Kara Ward started her life as a caregiver earlier than most people do. She was only 29 when her mother was diagnosed with brain cancer in 2006. Ward had two young children of her own at the time—a toddler and an infant—and still she found herself caring for her mom, whose cognitive abilities declined almost as soon as she was diagnosed.
Ward is the older of two children, and lived about an hour from her parents, in Fredericksburg, Virginia. Her younger brother was just out of college, “and just not capable, I think, of handling it emotionally or physically,” she told me. I asked Ward if she had felt capable. “I didn’t have a choice, so yes. I think if I looked back, I would say, ‘God, no, nobody’s really capable of that.’ But when you don’t have a choice, it’s amazing what you can do.” Her mother died within five months.
These days, Ward cares for her grandmother, now 94, who lives a few minutes away from her in Charlottesville, in her own apartment.

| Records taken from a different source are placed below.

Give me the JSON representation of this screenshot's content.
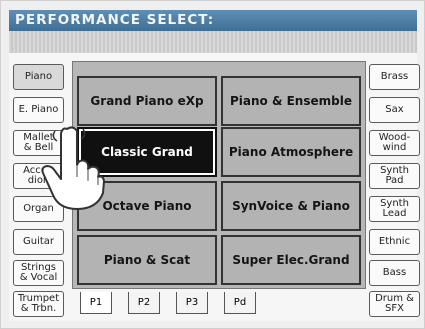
{
  "header": {
    "title": "PERFORMANCE SELECT:"
  },
  "left_banks": [
    "Piano",
    "E. Piano",
    "Mallet\n& Bell",
    "Accor-\ndion",
    "Organ",
    "Guitar",
    "Strings\n& Vocal",
    "Trumpet\n& Trbn."
  ],
  "right_banks": [
    "Brass",
    "Sax",
    "Wood-\nwind",
    "Synth\nPad",
    "Synth\nLead",
    "Ethnic",
    "Bass",
    "Drum &\nSFX"
  ],
  "performances": [
    {
      "label": "Grand Piano eXp",
      "selected": false
    },
    {
      "label": "Piano & Ensemble",
      "selected": false
    },
    {
      "label": "Classic Grand",
      "selected": true
    },
    {
      "label": "Piano Atmosphere",
      "selected": false
    },
    {
      "label": "Octave Piano",
      "selected": false
    },
    {
      "label": "SynVoice & Piano",
      "selected": false
    },
    {
      "label": "Piano & Scat",
      "selected": false
    },
    {
      "label": "Super Elec.Grand",
      "selected": false
    }
  ],
  "pages": [
    "P1",
    "P2",
    "P3",
    "Pd"
  ],
  "active_page": "P1",
  "active_bank": "Piano",
  "colors": {
    "titlebar": "#4a7aa0",
    "selected_bg": "#101010",
    "button_bg": "#b3b3b3"
  }
}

The broader crisis in elderly care also exposes a more fundamental problem in this country. The United States focuses its resources, its social safety net, and its policies on people who are in the workforce. From health care to the school system to our retirement programs, we identify people as current workers, future workers, and past workers. Americans tend to put less value on labor done outside of a paid job, the everyday work of feeding, clothing, entertaining, and loving others and ourselves. This is the work that caregivers do, as age prevents their loved ones from doing those critical tasks on their own, and it is fundamental to a functioning society and to a sense of community. Everyone I spoke to wanted the United States to find ways to value that—not just as labor, but as an important part of life.
She showers once a week, and for the next six weeks—approximately four months into our new pandemic normal—I will be the one to bathe her. Her...